Keywords:Climate change adaptation
This research project, the Environment Research and Technology Development Fund 2-1905 of the Environmental Restoration and Conservation Agency of Japan, evaluated risk in urban areas caused by near-future climate changes, such as heatstroke by hot spells, building collapse by gale wind, inundation by torrential rain, and traffic obstacles by heavy snow. We targeted Kumagaya and Niigata for hot spells, Osaka and Kyoto for gale wind, and Sapporo for heavy rainfall/snowfall. First, in order to clarify climate change impact in the near future in terms of hot spells, gale wind, and intense precipitation, we identified these hazards that potentially impacted the urban area and typical weather patterns that led to disaster in urban areas, by detecting the tendency of temperature, extremes, and synoptic patterns. The weather related to the disaster in urban areas included various agents with not only urban scales but synoptic scales. This project analysed meteorological phenomena, from urban to synoptic scales, related to hot spells, a gale wind, and intense precipitation. Next, we evaluated disaster risk peculiar to urban areas based on identified events. Here, if necessary, we effectively conducted atmospheric large-eddy simulation for urban areas or regional atmospheric model with a few kilometre horizontal resolution. Finally, we discussed the summary of the results obtained from the above study with a stakeholder of local governments.
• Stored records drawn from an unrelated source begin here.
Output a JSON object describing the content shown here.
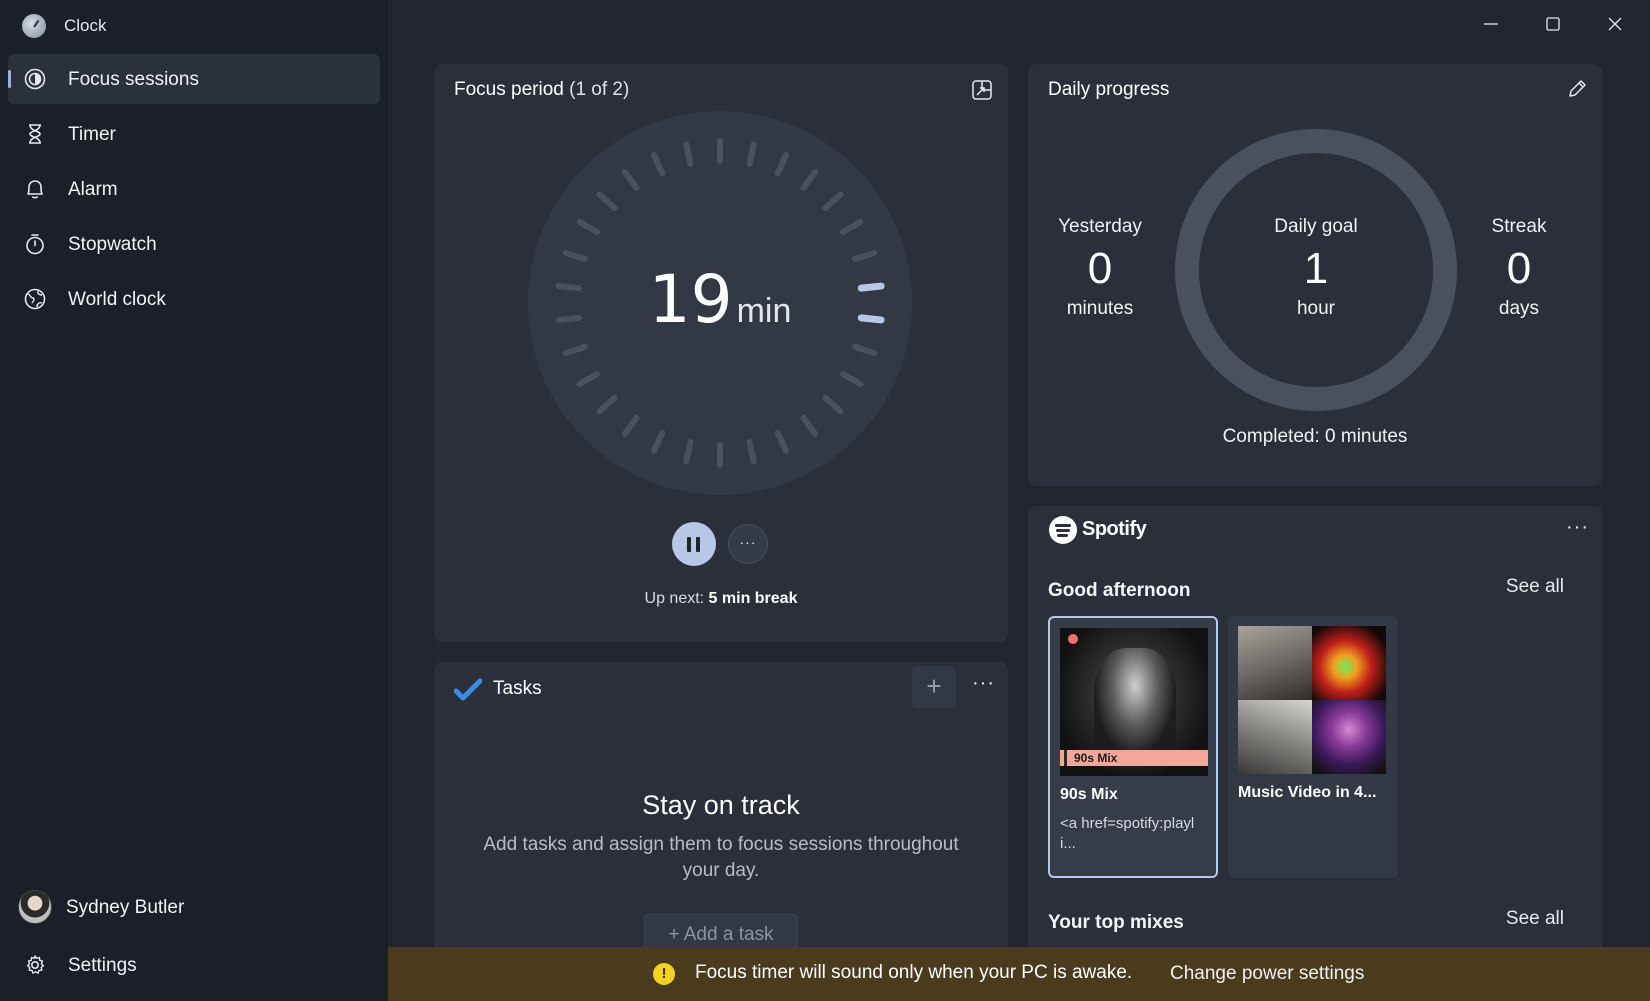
{
  "app": {
    "title": "Clock"
  },
  "sidebar": {
    "items": [
      {
        "label": "Focus sessions",
        "icon": "focus-icon",
        "active": true
      },
      {
        "label": "Timer",
        "icon": "hourglass-icon"
      },
      {
        "label": "Alarm",
        "icon": "bell-icon"
      },
      {
        "label": "Stopwatch",
        "icon": "stopwatch-icon"
      },
      {
        "label": "World clock",
        "icon": "globe-icon"
      }
    ],
    "user": {
      "name": "Sydney Butler"
    },
    "settings_label": "Settings"
  },
  "focus": {
    "title": "Focus period",
    "subtitle": "(1 of 2)",
    "time_value": "19",
    "time_unit": "min",
    "up_next_prefix": "Up next: ",
    "up_next_value": "5 min break",
    "more_label": "···",
    "accent": "#b9c7e6"
  },
  "tasks": {
    "title": "Tasks",
    "add_label": "+",
    "empty_title": "Stay on track",
    "empty_text": "Add tasks and assign them to focus sessions throughout your day.",
    "add_task_label": "+ Add a task"
  },
  "daily": {
    "title": "Daily progress",
    "yesterday": {
      "label": "Yesterday",
      "value": "0",
      "unit": "minutes"
    },
    "goal": {
      "label": "Daily goal",
      "value": "1",
      "unit": "hour"
    },
    "streak": {
      "label": "Streak",
      "value": "0",
      "unit": "days"
    },
    "completed": "Completed: 0 minutes"
  },
  "spotify": {
    "brand": "Spotify",
    "section1": {
      "title": "Good afternoon",
      "see_all": "See all"
    },
    "section2": {
      "title": "Your top mixes",
      "see_all": "See all"
    },
    "tiles": [
      {
        "name": "90s Mix",
        "art_label": "90s Mix",
        "desc": "<a href=spotify:playli..."
      },
      {
        "name": "Music Video in 4...",
        "desc": ""
      }
    ]
  },
  "banner": {
    "icon": "!",
    "text": "Focus timer will sound only when your PC is awake.",
    "link": "Change power settings",
    "color": "#4a3b1d"
  }
}
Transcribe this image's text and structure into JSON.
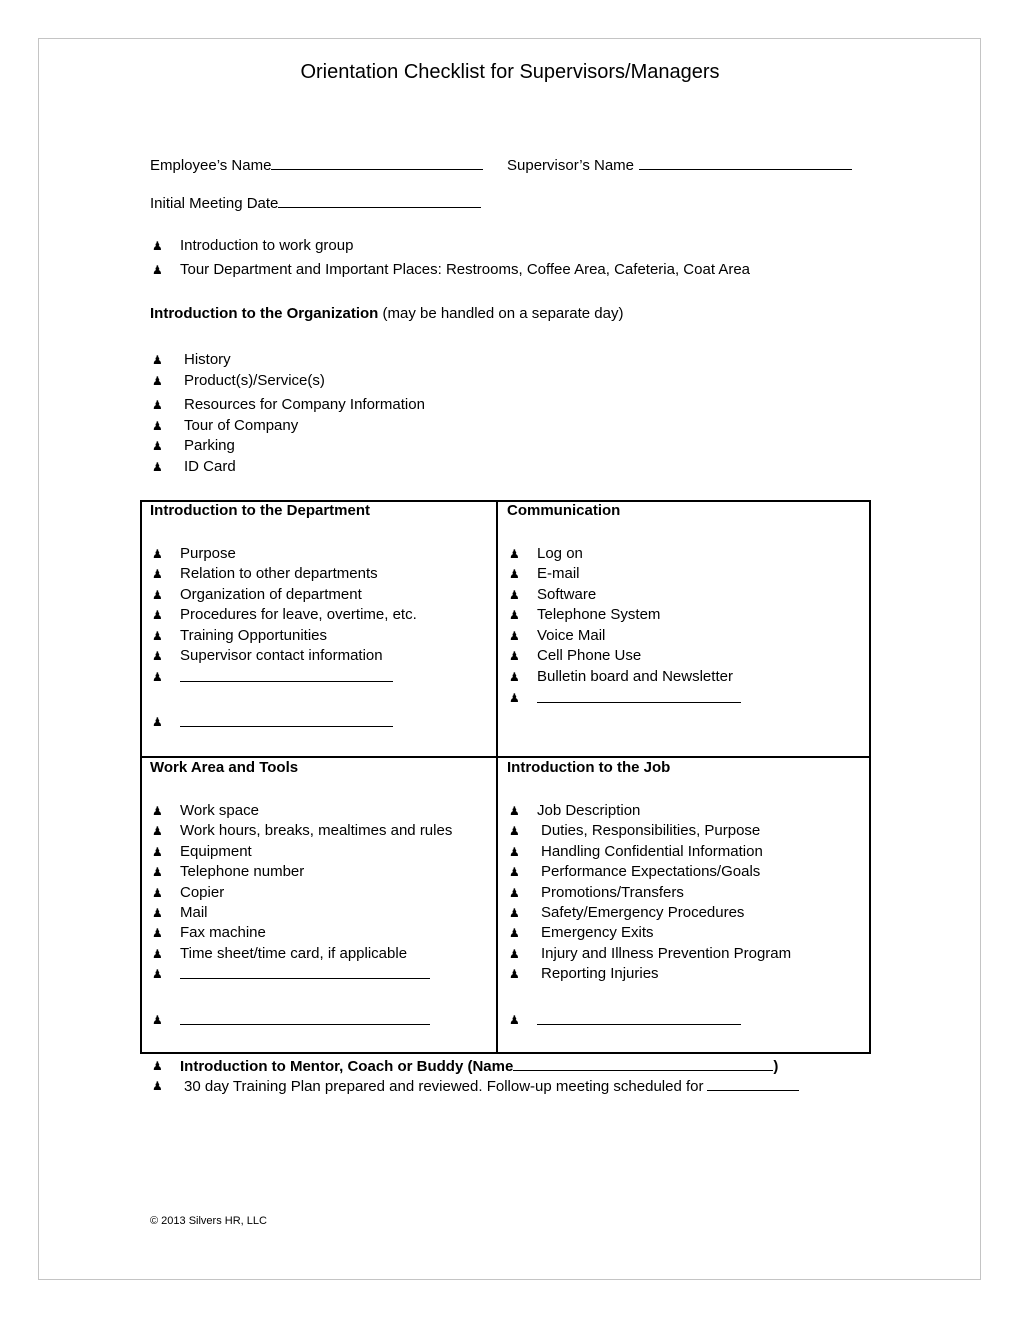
{
  "document": {
    "title": "Orientation Checklist for Supervisors/Managers",
    "bullet_glyph": "♟",
    "fields": {
      "employee_name_label": "Employee’s Name",
      "supervisor_name_label": "Supervisor’s Name",
      "initial_meeting_date_label": "Initial Meeting Date",
      "employee_name_value": "",
      "supervisor_name_value": "",
      "initial_meeting_date_value": ""
    },
    "intro_items": [
      "Introduction to work group",
      "Tour Department and Important Places: Restrooms, Coffee Area, Cafeteria, Coat Area"
    ],
    "organization": {
      "heading_bold": "Introduction to the Organization",
      "heading_note": " (may be handled on a separate day)",
      "items": [
        "History",
        "Product(s)/Service(s)",
        "Resources for Company Information",
        "Tour of Company",
        "Parking",
        "ID Card"
      ]
    },
    "sections": {
      "department": {
        "heading": "Introduction to the Department",
        "items": [
          "Purpose",
          "Relation to other departments",
          "Organization of department",
          "Procedures for leave, overtime, etc.",
          "Training Opportunities",
          "Supervisor contact information"
        ]
      },
      "communication": {
        "heading": "Communication",
        "items": [
          "Log on",
          "E-mail",
          "Software",
          "Telephone System",
          "Voice Mail",
          "Cell Phone Use",
          "Bulletin board and Newsletter"
        ]
      },
      "work_area": {
        "heading": "Work Area and Tools",
        "items": [
          "Work space",
          "Work hours, breaks, mealtimes and rules",
          "Equipment",
          "Telephone number",
          "Copier",
          "Mail",
          "Fax machine",
          "Time sheet/time card, if applicable"
        ]
      },
      "job": {
        "heading": "Introduction to the Job",
        "items": [
          "Job Description",
          "Duties, Responsibilities, Purpose",
          "Handling Confidential Information",
          "Performance Expectations/Goals",
          "Promotions/Transfers",
          "Safety/Emergency Procedures",
          "Emergency Exits",
          "Injury and Illness Prevention Program",
          "Reporting Injuries"
        ]
      }
    },
    "closing": {
      "mentor_label": "Introduction to Mentor, Coach or Buddy (Name",
      "mentor_close": ")",
      "training_plan_label": "30 day Training Plan prepared and reviewed.  Follow-up meeting scheduled for"
    },
    "footer": "© 2013 Silvers HR, LLC"
  }
}
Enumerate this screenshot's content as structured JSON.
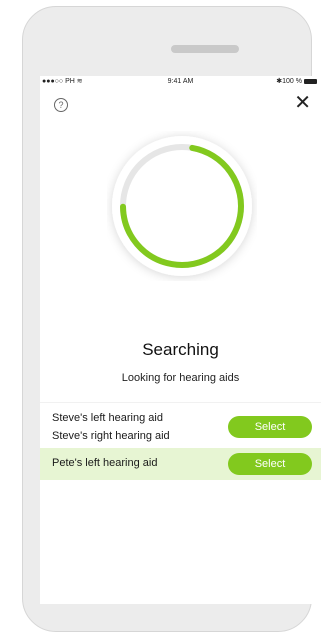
{
  "status_bar": {
    "carrier": "●●●○○ PH ≋",
    "time": "9:41 AM",
    "battery": "✱100 %"
  },
  "header": {
    "help_icon": "?",
    "close_icon": "✕"
  },
  "progress": {
    "fraction": 0.72,
    "accent_color": "#82c91e",
    "track_color": "#e6e6e6"
  },
  "main": {
    "title": "Searching",
    "subtitle": "Looking for hearing aids"
  },
  "devices": [
    {
      "names": [
        "Steve's left hearing aid",
        "Steve's right hearing aid"
      ],
      "button_label": "Select",
      "highlighted": false
    },
    {
      "names": [
        "Pete's left hearing aid"
      ],
      "button_label": "Select",
      "highlighted": true
    }
  ],
  "colors": {
    "accent": "#82c91e",
    "highlight_row": "#e7f5d3"
  }
}
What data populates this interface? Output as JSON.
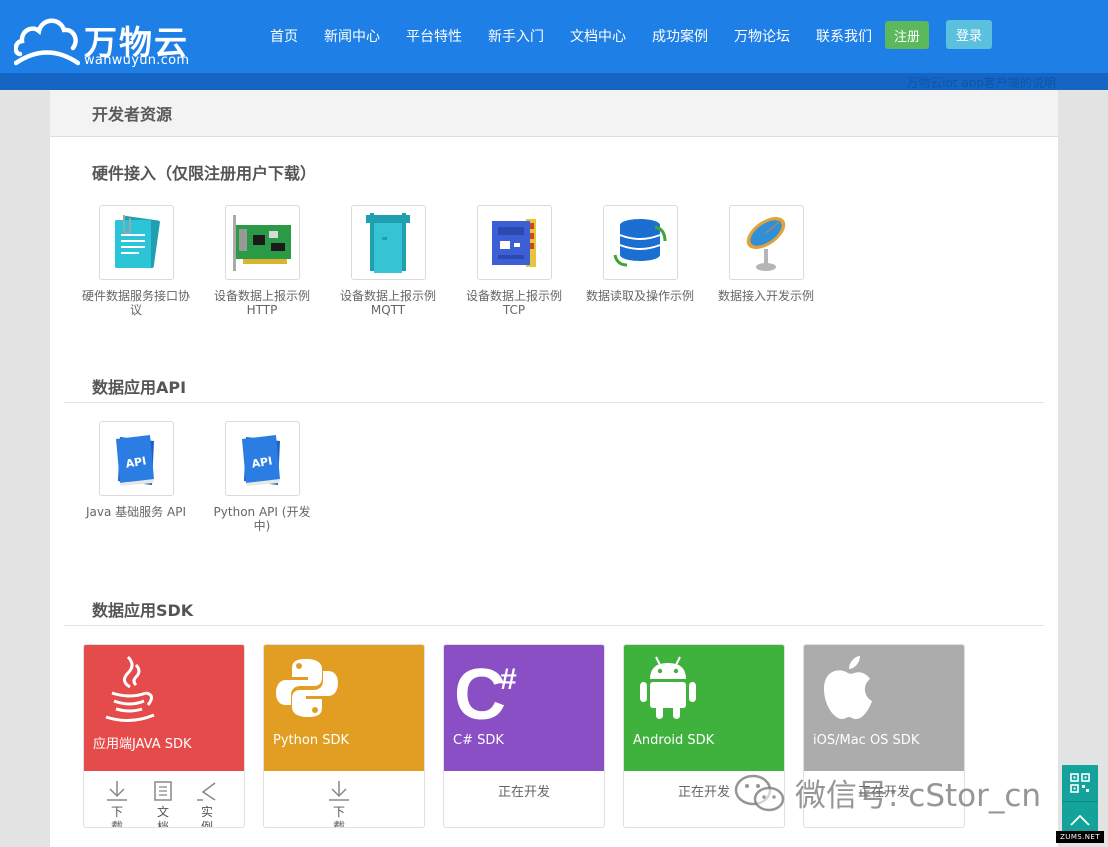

This contributed to the national environmental policy, by proposing possible adaptation directions based on meteorological hazards for Japanese cities, by evaluating risk effectively, and by developing climate change adaptation technique and its social implementation.